With the new system comes a new way of classifying foreign workers: A, B, and C. Ms. Zhu had a lot more to say about the As than Bs and Cs, perhaps because the A category has so many specific regulations, categories, and channels for selection.

 

The point system

To classify foreign workers into the three categories, there is a new points system. Points are awarded based on such factors as educational background, work experience, workings hours in China, Chinese language proficiency, etc.

 

A category is 85 points or above, B is 60-84 points, and C is below 60 points.

 

A – High-end foreign talents that China is trying hard to attract. As such there are no limits to the number of individuals per year, no age limits, the application timeline is shorter, more support is offered during the application process, etc.

 

Besides getting 85 points or more in the points system, there are five other ways to be classified as an A-level talent:

 

Selected for a domestic talents program

Conforming to international criteria of professional achievement

Foreign talents fulfilling the market demand for government encouraged posts

Innovative entrepreneurial talents

Outstanding youth talents

 

A-level talents include Nobel prize winners, executives from top 500 companies, holders of high-level positions from world renown organizations, winners of national and world skills contests, etc.

 

B – Foreign professional talents. Numbers are restricted according to market need. There are no specific degree requirements other than applicants need a bachelor’s degree minimum. Two years of work experience is also required.

 

For teachers, language teachers must be native-language speakers of the language they will be teaching. For non-language teachers, for example a math teacher, this is not a requirement.

 

C – Other foreigners needed to meet the demand of the domestic labour market in line with state policies and regulations. Graduates of Chinese universities who want to stay in China can apply through this category. No work experience is required. For graduates of foreign universities with no work experience, at least a masters level degree is required.

 

Age limit

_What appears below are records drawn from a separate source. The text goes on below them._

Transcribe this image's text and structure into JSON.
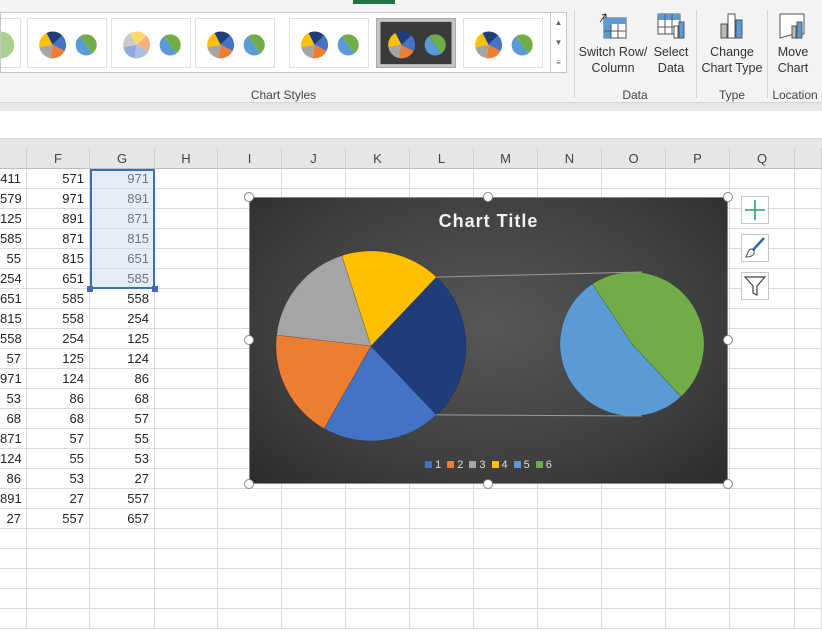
{
  "ribbon": {
    "gallery_label": "Chart Styles",
    "groups": {
      "data": {
        "label": "Data",
        "switch_row_column": "Switch Row/ Column",
        "switch_l1": "Switch Row/",
        "switch_l2": "Column",
        "select_l1": "Select",
        "select_l2": "Data"
      },
      "type": {
        "label": "Type",
        "change_l1": "Change",
        "change_l2": "Chart Type"
      },
      "location": {
        "label": "Location",
        "move_l1": "Move",
        "move_l2": "Chart"
      }
    },
    "selected_style_index": 5
  },
  "sheet": {
    "columns": [
      "F",
      "G",
      "H",
      "I",
      "J",
      "K",
      "L",
      "M",
      "N",
      "O",
      "P",
      "Q"
    ],
    "rows": [
      [
        "411",
        "571",
        "971"
      ],
      [
        "579",
        "971",
        "891"
      ],
      [
        "125",
        "891",
        "871"
      ],
      [
        "585",
        "871",
        "815"
      ],
      [
        "55",
        "815",
        "651"
      ],
      [
        "254",
        "651",
        "585"
      ],
      [
        "651",
        "585",
        "558"
      ],
      [
        "815",
        "558",
        "254"
      ],
      [
        "558",
        "254",
        "125"
      ],
      [
        "57",
        "125",
        "124"
      ],
      [
        "971",
        "124",
        "86"
      ],
      [
        "53",
        "86",
        "68"
      ],
      [
        "68",
        "68",
        "57"
      ],
      [
        "871",
        "57",
        "55"
      ],
      [
        "124",
        "55",
        "53"
      ],
      [
        "86",
        "53",
        "27"
      ],
      [
        "891",
        "27",
        "557"
      ],
      [
        "27",
        "557",
        "657"
      ]
    ],
    "selected_range": "G1:G6"
  },
  "chart_data": {
    "type": "pie-of-pie",
    "title": "Chart Title",
    "categories": [
      "1",
      "2",
      "3",
      "4",
      "5",
      "6"
    ],
    "values": [
      971,
      891,
      871,
      815,
      651,
      585
    ],
    "secondary_plot_categories": [
      "5",
      "6"
    ],
    "colors": [
      "#4472c4",
      "#ed7d31",
      "#a5a5a5",
      "#ffc000",
      "#5b9bd5",
      "#70ad47"
    ],
    "other_color": "#1f3d7a",
    "legend_position": "bottom",
    "style": "dark"
  },
  "chart_tools": {
    "add_element": "plus-icon",
    "styles": "brush-icon",
    "filters": "filter-icon"
  }
}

There are also strict age limits for foreign workers in China. Ms. Zhu stressed that retirement age in China is 60, and this standard is also applied to foreigners - anyone above 60 will not be awarded a work permit.

 

There are some exceptions, the big one being if you fall into the new A category of high-level foreign talent – there is no age limit.

 

The second exception is if you have a special project employing other people that requires you to stay past the age of 60, but you must provide convincing justification.

 

Changing jobs

If you change employers in China, you must re-apply for a new work permit. While the application is in process you must wait for the new work permit before you can start working legally again.

 

You must also have your degree and criminal record check re-certified.

 

Work permit validity period

Usually work permits are valid for one year. Higher level A talents can get up to a five-year work permit, but the work permit validity period will only be for the length of the contract offered by the employer.  For example, an A-level talent offered a 3-year contract will only get a 3-year work permit.

 

Foreign interns

A great question from the audience was about internships in China – what provisions does the government make for foreign interns to work in China?

 

Currently there is a reciprocal agreement with France to allow 1000 interns annually to come for 6 months to work. But there are no other formal agreements between China and any other countries at the moment.

 

Official websites

For more information, check out these government websites:

 

www.12333sh.gov.cn

www.shafea.gov.cn

 

Click to view a pdf of the presentation from the information session.